The Nissan Leaf, meanwhile, logged 1,055 sales last month, bringing its nine-month total to 10,740.
That seven-year-old model is now in the waning days of its life, with the new 2018 Nissan Leaf due to arrive at dealerships early next year from the company's assembly plant in Smyrna, Tennessee.
The thoroughly updated and longer-range 2018 Leaf went on sale in Japan yesterday, supplied from the Oppama plant in Japan where production started back in 2010.
2017 Tesla Model SEnlarge Photo
While Tesla refuses to release monthly sales, or to break down its quarterly sales results by country, the company released global third-quarter delivery figures on Monday.
The company delivered 26,150 electric cars, its best quarter in history and 4.5 percent higher than its previous best quarter, from July through September 2016.
Of those, 14,065 were the Model S hatchback sedan, 11,865 were the Model X crossover utility, but only 220 were the new and lower-priced Model 3 sedan—missing a monthly production target CEO Elon Musk had tweeted after the Model 3 launch in late July.
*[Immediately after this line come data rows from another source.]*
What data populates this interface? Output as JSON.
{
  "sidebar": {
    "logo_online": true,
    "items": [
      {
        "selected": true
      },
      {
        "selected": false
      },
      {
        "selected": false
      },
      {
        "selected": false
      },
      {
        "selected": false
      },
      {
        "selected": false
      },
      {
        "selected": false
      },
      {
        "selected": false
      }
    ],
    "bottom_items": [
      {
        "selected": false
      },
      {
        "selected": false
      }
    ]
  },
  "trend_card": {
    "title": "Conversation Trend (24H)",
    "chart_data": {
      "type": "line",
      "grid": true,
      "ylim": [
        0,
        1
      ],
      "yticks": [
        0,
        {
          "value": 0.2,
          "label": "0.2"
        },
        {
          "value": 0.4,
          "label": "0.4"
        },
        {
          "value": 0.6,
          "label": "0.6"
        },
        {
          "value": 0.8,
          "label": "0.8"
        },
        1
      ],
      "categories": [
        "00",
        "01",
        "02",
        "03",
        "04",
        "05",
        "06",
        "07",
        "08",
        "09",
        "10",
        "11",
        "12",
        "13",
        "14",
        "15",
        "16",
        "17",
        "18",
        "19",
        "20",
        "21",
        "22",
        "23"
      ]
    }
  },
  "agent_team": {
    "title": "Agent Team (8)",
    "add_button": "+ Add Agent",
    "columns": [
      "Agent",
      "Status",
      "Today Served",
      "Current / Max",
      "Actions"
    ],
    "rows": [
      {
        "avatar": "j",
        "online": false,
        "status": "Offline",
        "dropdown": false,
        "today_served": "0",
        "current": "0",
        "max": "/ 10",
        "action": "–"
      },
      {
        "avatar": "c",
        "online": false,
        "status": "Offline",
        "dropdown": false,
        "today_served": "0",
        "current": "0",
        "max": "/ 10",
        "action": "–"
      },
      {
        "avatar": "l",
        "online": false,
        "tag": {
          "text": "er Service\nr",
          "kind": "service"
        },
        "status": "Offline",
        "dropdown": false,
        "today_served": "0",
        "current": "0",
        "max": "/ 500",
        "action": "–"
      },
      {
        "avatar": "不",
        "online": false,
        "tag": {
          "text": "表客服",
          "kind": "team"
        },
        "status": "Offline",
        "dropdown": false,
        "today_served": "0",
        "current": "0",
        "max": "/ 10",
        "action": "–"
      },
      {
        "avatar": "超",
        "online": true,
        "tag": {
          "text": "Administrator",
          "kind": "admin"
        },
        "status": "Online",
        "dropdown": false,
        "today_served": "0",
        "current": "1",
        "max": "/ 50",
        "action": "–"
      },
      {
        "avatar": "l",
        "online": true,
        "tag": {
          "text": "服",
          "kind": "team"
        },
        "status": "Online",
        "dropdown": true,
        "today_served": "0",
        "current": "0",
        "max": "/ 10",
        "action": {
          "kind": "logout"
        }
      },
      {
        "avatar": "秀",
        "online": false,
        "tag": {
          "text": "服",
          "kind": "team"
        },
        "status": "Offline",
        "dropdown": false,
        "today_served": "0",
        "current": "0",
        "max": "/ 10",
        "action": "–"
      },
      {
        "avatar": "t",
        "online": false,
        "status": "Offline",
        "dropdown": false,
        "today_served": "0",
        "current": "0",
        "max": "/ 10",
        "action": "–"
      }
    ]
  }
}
Note, however, that those are global numbers and it's unclear how many of each figure were sold in the U.S. during the third quarter.
Following the Bolt EV in monthly sales numbers was the Toyota Prius Prime plug-in hybrid, which sold 1,899 units last month, only 9 cars shy of its all-time monthly high this past May.
Toyota has now sold 15,056 Primes over nine months, putting the car slightly behind the Chevy Volt but slightly ahead of the Bolt EV sales this year.
2017 Toyota Prius Prime PremiumEnlarge Photo
The competition among the three cars, the only plug-in vehicles with year-to-date sales over 10,000 units, should intensify for the remaining three months of 2017.
Ford's sales of its two Energi plug-in hybrid models continued at almost exactly the average pace they've maintained for this year to date.
It delivered 763 plug-in versions of the Fusion mid-size sedan, and 683 C-Max tall compact hatchbacks, for nine-month totals of 7,285 and 6,612 respectively.
Three other notable plug-in vehicles, both from Germany, logged steady or unexpectedly low September sales totals.